- WORK ORDER
Using the entries that follow, establish how many lines contain the word "Construction" and give only that figure.

- MATERIAL FOR THIS EXERCISE
:::

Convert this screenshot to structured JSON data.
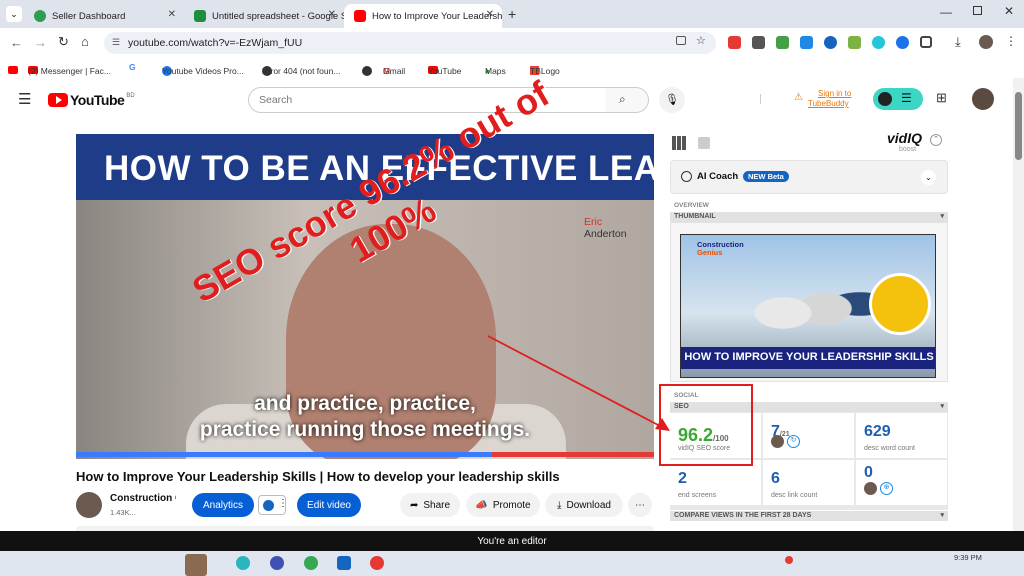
{
  "browser": {
    "tabs": [
      {
        "label": "Seller Dashboard",
        "active": false,
        "color": "#2e9d53"
      },
      {
        "label": "Untitled spreadsheet - Google Sh",
        "active": false,
        "color": "#1e8e3e"
      },
      {
        "label": "How to Improve Your Leadershi",
        "active": true,
        "color": "#ff0000"
      }
    ],
    "url": "youtube.com/watch?v=-EzWjam_fUU",
    "bookmarks": [
      {
        "label": "",
        "color": "#ff0000"
      },
      {
        "label": "(2) Messenger | Fac...",
        "color": "#ff0000"
      },
      {
        "label": "G",
        "color": "#4285f4"
      },
      {
        "label": "Youtube Videos Pro...",
        "color": "#1877f2"
      },
      {
        "label": "Error 404 (not foun...",
        "color": "#333"
      },
      {
        "label": "",
        "color": "#333"
      },
      {
        "label": "Gmail",
        "color": "#ea4335"
      },
      {
        "label": "YouTube",
        "color": "#ff0000"
      },
      {
        "label": "Maps",
        "color": "#34a853"
      },
      {
        "label": "TBLogo",
        "color": "#ea4335"
      }
    ]
  },
  "youtube": {
    "logo_text": "YouTube",
    "region": "BD",
    "search_placeholder": "Search",
    "signin": "Sign in to",
    "signin2": "TubeBuddy"
  },
  "video": {
    "banner": "HOW TO BE AN EFFECTIVE LEADER",
    "name1": "Eric",
    "name2": "Anderton",
    "caption1": "and practice, practice,",
    "caption2": "practice running those meetings.",
    "overlay1": "SEO score 96.2% out of",
    "overlay2": "100%",
    "progress_fraction": 0.72,
    "title": "How to Improve Your Leadership Skills | How to develop your leadership skills",
    "channel": "Construction G",
    "subs": "1.43K...",
    "analytics": "Analytics",
    "edit": "Edit video",
    "share": "Share",
    "promote": "Promote",
    "download": "Download"
  },
  "vidiq": {
    "brand": "vidIQ",
    "brand_sub": "boost",
    "ai_coach": "AI Coach",
    "new_badge": "NEW Beta",
    "overview": "OVERVIEW",
    "thumbnail": "THUMBNAIL",
    "thumb_brand": "Construction",
    "thumb_brand2": "Genius",
    "thumb_title": "HOW TO IMPROVE YOUR LEADERSHIP SKILLS",
    "social": "SOCIAL",
    "seo": "SEO",
    "seo_score": "96.2",
    "seo_max": "/100",
    "seo_label": "vidIQ SEO score",
    "stat2": "7",
    "stat2_max": "/21",
    "stat3": "629",
    "stat3_label": "desc word count",
    "stat4": "2",
    "stat4_label": "end screens",
    "stat5": "6",
    "stat5_label": "desc link count",
    "stat6": "0",
    "compare": "COMPARE VIEWS IN THE FIRST 28 DAYS"
  },
  "editor_bar": "You're an editor",
  "time": "9:39 PM"
}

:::

- RESPONSE TO THE TASK
2